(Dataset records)
━━━━
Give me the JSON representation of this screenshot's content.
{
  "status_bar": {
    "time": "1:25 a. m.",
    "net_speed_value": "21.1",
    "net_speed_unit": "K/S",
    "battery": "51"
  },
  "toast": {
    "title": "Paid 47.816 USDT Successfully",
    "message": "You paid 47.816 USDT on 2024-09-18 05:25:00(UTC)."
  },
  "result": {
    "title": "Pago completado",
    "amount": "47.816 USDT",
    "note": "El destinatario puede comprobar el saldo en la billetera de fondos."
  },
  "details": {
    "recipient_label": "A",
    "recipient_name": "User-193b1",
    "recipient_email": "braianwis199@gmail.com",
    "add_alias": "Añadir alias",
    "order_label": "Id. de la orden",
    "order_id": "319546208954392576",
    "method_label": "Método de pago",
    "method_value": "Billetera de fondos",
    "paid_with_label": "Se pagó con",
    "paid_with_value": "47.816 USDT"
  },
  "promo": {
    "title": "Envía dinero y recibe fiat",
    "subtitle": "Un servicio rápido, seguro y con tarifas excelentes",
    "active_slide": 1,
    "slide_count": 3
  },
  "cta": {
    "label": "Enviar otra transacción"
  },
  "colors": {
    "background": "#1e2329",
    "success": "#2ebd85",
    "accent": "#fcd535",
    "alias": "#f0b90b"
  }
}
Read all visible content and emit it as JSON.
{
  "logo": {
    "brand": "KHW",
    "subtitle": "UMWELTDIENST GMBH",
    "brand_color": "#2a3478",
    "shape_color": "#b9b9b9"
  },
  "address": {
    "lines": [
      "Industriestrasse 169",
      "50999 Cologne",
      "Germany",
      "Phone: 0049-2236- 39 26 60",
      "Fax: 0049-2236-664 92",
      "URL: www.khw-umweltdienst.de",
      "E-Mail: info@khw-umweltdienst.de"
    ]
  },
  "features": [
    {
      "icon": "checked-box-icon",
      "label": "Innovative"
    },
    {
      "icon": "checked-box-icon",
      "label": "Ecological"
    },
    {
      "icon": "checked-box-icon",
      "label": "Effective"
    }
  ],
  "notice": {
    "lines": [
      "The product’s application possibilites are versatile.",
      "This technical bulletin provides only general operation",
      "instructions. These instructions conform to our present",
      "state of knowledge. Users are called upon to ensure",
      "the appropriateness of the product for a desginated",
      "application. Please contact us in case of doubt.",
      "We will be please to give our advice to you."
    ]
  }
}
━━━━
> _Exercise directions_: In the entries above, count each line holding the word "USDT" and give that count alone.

> _Exercise answer_: 4